Pediatric patients with obesity are more prone to have high myopia compared with their peers with a normal BMI (Body mass index), according to a study presented at the American Academy of Ophthalmology meeting.
“Although genetic and environmental risk factors of myopia have been studied, the association between obesity and myopia has not been well studied; besides, large-scale studies are lacking on this topic,” according to the presentation.
Sami Lee, MD, PhD, and colleagues enrolled 1,114 people aged 5 to 18 years old from the Korea National Health and Nutrition Examination Survey, which took place between 2016 and 2018.
The study included participants with data on refractive error, family history of myopia, waist circumference, and BMI.
High myopia was more likely to develop in obese and overweight participants than in children and adolescents with a normal BMI.
Analyzing by sex, girls with overweight and obesity had higher odds of high myopia; among boys, those with overweight had higher odds.
BMI classification had no significant impact on development of mild or moderate myopia.

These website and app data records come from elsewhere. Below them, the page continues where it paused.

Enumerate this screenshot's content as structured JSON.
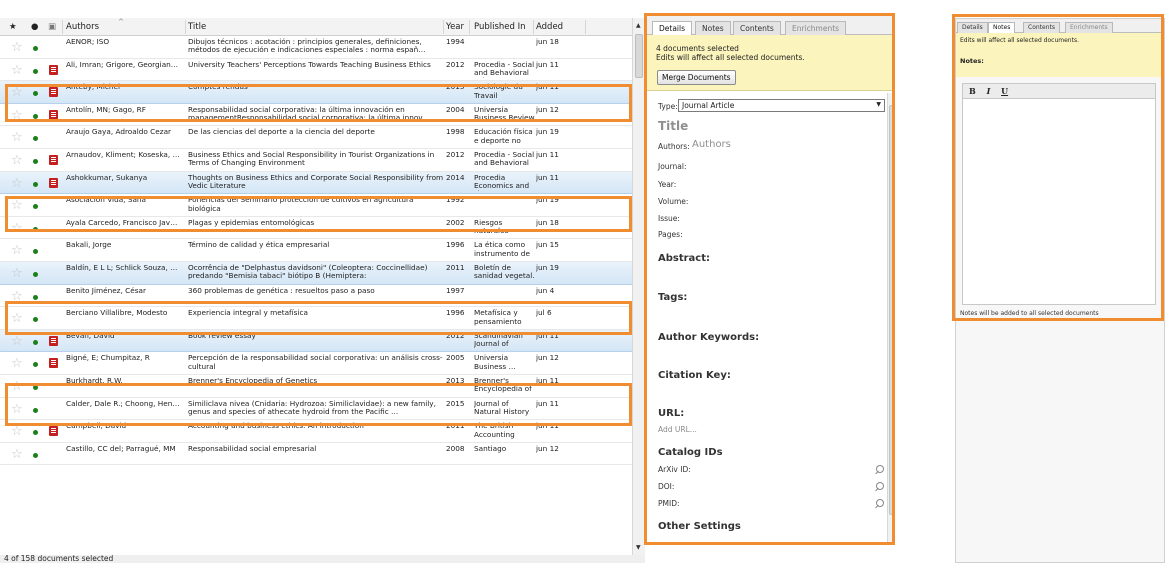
{
  "list": {
    "columns": {
      "star": "★",
      "read": "●",
      "file": "▣",
      "authors": "Authors",
      "title": "Title",
      "year": "Year",
      "published_in": "Published In",
      "added": "Added"
    },
    "rows": [
      {
        "authors": "AENOR; ISO",
        "title": "Dibujos técnicos : acotación : principios generales, definiciones, métodos de ejecución e indicaciones especiales : norma españ…",
        "year": "1994",
        "published_in": "",
        "added": "jun 18",
        "pdf": false,
        "selected": false
      },
      {
        "authors": "Ali, Imran; Grigore, Georgian…",
        "title": "University Teachers' Perceptions Towards Teaching Business Ethics",
        "year": "2012",
        "published_in": "Procedia - Social and Behavioral Sci…",
        "added": "jun 11",
        "pdf": true,
        "selected": false
      },
      {
        "authors": "Anteby, Michel",
        "title": "Comptes rendus",
        "year": "2015",
        "published_in": "Sociologie du Travail",
        "added": "jun 11",
        "pdf": true,
        "selected": true
      },
      {
        "authors": "Antolín, MN; Gago, RF",
        "title": "Responsabilidad social corporativa: la última innovación en managementResponsabilidad social corporativa: la última innov…",
        "year": "2004",
        "published_in": "Universia Business Review",
        "added": "jun 12",
        "pdf": true,
        "selected": false
      },
      {
        "authors": "Araujo Gaya, Adroaldo Cezar",
        "title": "De las ciencias del deporte a la ciencia del deporte",
        "year": "1998",
        "published_in": "Educación física e deporte no século …",
        "added": "jun 19",
        "pdf": false,
        "selected": false
      },
      {
        "authors": "Arnaudov, Kliment; Koseska, …",
        "title": "Business Ethics and Social Responsibility in Tourist Organizations in Terms of Changing Environment",
        "year": "2012",
        "published_in": "Procedia - Social and Behavioral Sci…",
        "added": "jun 11",
        "pdf": true,
        "selected": false
      },
      {
        "authors": "Ashokkumar, Sukanya",
        "title": "Thoughts on Business Ethics and Corporate Social Responsibility from Vedic Literature",
        "year": "2014",
        "published_in": "Procedia Economics and Finance",
        "added": "jun 11",
        "pdf": true,
        "selected": true
      },
      {
        "authors": "Asociación Vida, Sana",
        "title": "Ponencias del Seminario protección de cultivos en agricultura biológica",
        "year": "1992",
        "published_in": "",
        "added": "jun 19",
        "pdf": false,
        "selected": false
      },
      {
        "authors": "Ayala Carcedo, Francisco Jav…",
        "title": "Plagas y epidemias entomológicas",
        "year": "2002",
        "published_in": "Riesgos naturales",
        "added": "jun 18",
        "pdf": false,
        "selected": false
      },
      {
        "authors": "Bakali, Jorge",
        "title": "Término de calidad y ética empresarial",
        "year": "1996",
        "published_in": "La ética como instrumento de gest…",
        "added": "jun 15",
        "pdf": false,
        "selected": false
      },
      {
        "authors": "Baldín, E L L; Schlick Souza, …",
        "title": "Ocorrência de \"Delphastus davidsoni\" (Coleoptera: Coccinellidae) predando \"Bemisia tabaci\" biótipo B (Hemiptera:",
        "year": "2011",
        "published_in": "Boletín de sanidad vegetal. Plagas",
        "added": "jun 19",
        "pdf": false,
        "selected": true
      },
      {
        "authors": "Benito Jiménez, César",
        "title": "360 problemas de genética : resueltos paso a paso",
        "year": "1997",
        "published_in": "",
        "added": "jun 4",
        "pdf": false,
        "selected": false
      },
      {
        "authors": "Berciano Villalibre, Modesto",
        "title": "Experiencia integral y metafísica",
        "year": "1996",
        "published_in": "Metafísica y pensamiento actu…",
        "added": "jul 6",
        "pdf": false,
        "selected": false
      },
      {
        "authors": "Bevan, David",
        "title": "Book review essay",
        "year": "2012",
        "published_in": "Scandinavian Journal of Manage…",
        "added": "jun 11",
        "pdf": true,
        "selected": true
      },
      {
        "authors": "Bigné, E; Chumpitaz, R",
        "title": "Percepción de la responsabilidad social corporativa: un análisis cross-cultural",
        "year": "2005",
        "published_in": "Universia Business …",
        "added": "jun 12",
        "pdf": true,
        "selected": false
      },
      {
        "authors": "Burkhardt, R.W.",
        "title": "Brenner's Encyclopedia of Genetics",
        "year": "2013",
        "published_in": "Brenner's Encyclopedia of G…",
        "added": "jun 11",
        "pdf": false,
        "selected": false
      },
      {
        "authors": "Calder, Dale R.; Choong, Hen…",
        "title": "Similiclava nivea (Cnidaria: Hydrozoa: Similiclavidae): a new family, genus and species of athecate hydroid from the Pacific …",
        "year": "2015",
        "published_in": "Journal of Natural History",
        "added": "jun 11",
        "pdf": false,
        "selected": false
      },
      {
        "authors": "Campbell, David",
        "title": "Accounting and business ethics: An introduction",
        "year": "2011",
        "published_in": "The British Accounting Review",
        "added": "jun 11",
        "pdf": true,
        "selected": false
      },
      {
        "authors": "Castillo, CC del; Parragué, MM",
        "title": "Responsabilidad social empresarial",
        "year": "2008",
        "published_in": "Santiago",
        "added": "jun 12",
        "pdf": false,
        "selected": false
      }
    ]
  },
  "status": {
    "text": "4 of 158 documents selected"
  },
  "details": {
    "tabs": [
      "Details",
      "Notes",
      "Contents",
      "Enrichments"
    ],
    "banner_line1": "4 documents selected",
    "banner_line2": "Edits will affect all selected documents.",
    "merge_button": "Merge Documents",
    "type_label": "Type:",
    "type_value": "Journal Article",
    "title_placeholder": "Title",
    "authors_label": "Authors:",
    "authors_placeholder": "Authors",
    "journal_label": "Journal:",
    "year_label": "Year:",
    "volume_label": "Volume:",
    "issue_label": "Issue:",
    "pages_label": "Pages:",
    "abstract_label": "Abstract:",
    "tags_label": "Tags:",
    "author_keywords_label": "Author Keywords:",
    "citation_key_label": "Citation Key:",
    "url_label": "URL:",
    "add_url": "Add URL...",
    "catalog_ids_label": "Catalog IDs",
    "arxiv_label": "ArXiv ID:",
    "doi_label": "DOI:",
    "pmid_label": "PMID:",
    "other_settings_label": "Other Settings"
  },
  "notes": {
    "tabs": [
      "Details",
      "Notes",
      "Contents",
      "Enrichments"
    ],
    "banner": "Edits will affect all selected documents.",
    "notes_label": "Notes:",
    "bold": "B",
    "italic": "I",
    "underline": "U",
    "footer": "Notes will be added to all selected documents"
  },
  "colors": {
    "highlight": "#f08d30",
    "selection": "#d4e6f6",
    "banner": "#fbf5bd",
    "read_dot": "#1c7f1c",
    "pdf_icon": "#c51f1f"
  }
}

“The findings of this study are significant in that it identified an association of childhood and adolescence obesity with high myopia involving a large number of subjects,” according to the presentation. “Although additional research is needed, efforts to maintain a healthy weight among children and adolescents will be necessary to decrease the risk of high myopia.”
The definition of high myopia as ≤ −5 D was adopted as the World Health Organization (WHO) definition in 2015. A person who needs ≤ −5 D of correction has a visual acuity that is far worse than the threshold for blindness (–3/6 in the better eye).
The prevalence of myopia is increasing globally. It has been predicted that, by the year 2050, high myopia will affect 9.8% of the global population; a total of 938 million people. The highest prevalence of myopia is seen in younger adults, particularly in urbanised East and Southeast Asian countries.